February 13, 2013
FRONTIERS IN MATERIALS SCIENCE
VINSE COLLOQUIUM SERIES
Professor of Mechanical Engineering
Singapore-MIT Alliance for Research and Technology (SMART) Centre
Massachusetts Institute of Technology
“Nanomanufacturing of Multifunctional Surfaces”
134 Featheringill Hall
Refreshments at 3:45 pm, Featheringill Atrium
Using subwavelength-patterned dielectrics, we have designed and implemented a wide variety of wavefront manipulation elements. The modulation, which may be periodic or aperiodic (chirped,) permits the realization of physical properties, such as refractive index profiles and molecular surface interactions, that are not easily manufacturable in natural materials. Hence, wide opportunities are presented for elements with unprecedented performance across domains (functions) beyond optics, with applications in imaging, telecommunications, and energy harvesting. I will describe in detail one such example of an axial gradient for broadband omni-directional anti-reflective coatings. The same surface pattern also causes the surface to become superhydrophobic or superhydrophilic (depending on the surfactant coating) thus enabling simultaneous control of reflectivity and surface wetting.

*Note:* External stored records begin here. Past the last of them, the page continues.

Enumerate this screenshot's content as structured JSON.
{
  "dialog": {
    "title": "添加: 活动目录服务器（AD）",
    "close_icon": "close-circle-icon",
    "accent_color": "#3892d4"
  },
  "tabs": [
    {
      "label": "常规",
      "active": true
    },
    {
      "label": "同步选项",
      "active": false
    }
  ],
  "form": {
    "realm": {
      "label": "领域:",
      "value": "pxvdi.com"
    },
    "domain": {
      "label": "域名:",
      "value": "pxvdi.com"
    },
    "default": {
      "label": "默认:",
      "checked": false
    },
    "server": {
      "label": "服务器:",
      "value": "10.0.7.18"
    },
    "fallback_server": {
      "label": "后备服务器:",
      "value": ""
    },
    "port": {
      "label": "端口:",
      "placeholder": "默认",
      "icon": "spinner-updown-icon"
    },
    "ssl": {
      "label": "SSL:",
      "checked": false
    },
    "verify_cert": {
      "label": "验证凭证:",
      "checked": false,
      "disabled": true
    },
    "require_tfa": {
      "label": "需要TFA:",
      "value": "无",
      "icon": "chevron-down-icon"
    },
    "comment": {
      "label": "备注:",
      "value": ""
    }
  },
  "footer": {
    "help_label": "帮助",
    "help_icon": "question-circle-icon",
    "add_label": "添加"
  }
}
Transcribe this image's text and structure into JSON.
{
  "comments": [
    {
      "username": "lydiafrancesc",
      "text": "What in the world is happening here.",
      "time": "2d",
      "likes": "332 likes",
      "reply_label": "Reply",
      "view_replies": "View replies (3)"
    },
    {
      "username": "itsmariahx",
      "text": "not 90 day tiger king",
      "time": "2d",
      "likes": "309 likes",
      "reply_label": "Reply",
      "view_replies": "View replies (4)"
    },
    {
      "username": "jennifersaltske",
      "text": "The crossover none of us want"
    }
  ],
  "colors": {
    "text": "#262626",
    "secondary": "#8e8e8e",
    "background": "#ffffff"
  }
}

George Barbastathis is Professor of Mechanical Engineering at MIT and holds the Singapore Research Professorship for the year 2013. He received the Diploma in Electrical and Computer Engineering from the National Technical University of Athens in 1993, and the M.Sc. and Ph.D. in Electrical Engineering from Caltech in 1994 and ’97, respectively. He has been Post-doctoral Research Associate with the Beckman Institute at the University of Illinois, Urbana-Champaign (1997-99), Visiting Scholar with the School of Engineering and Applied Science at Harvard University (2006-7) and Research Scientist with the Singapore-MIT Alliance for Research and Technology (SMART) Centre in Singapore (2008-9 and 2011). His research is centered on the physics and engineering of 3D optical imaging systems based on phase recovery, volume holography and nanostructured gradient effective index optics. Applications of interest are optical imaging and metrology for biological, environmental, and energy related systems. In 2010, he was elected Fellow of the Optical Society of America.
Host: Jason Valentine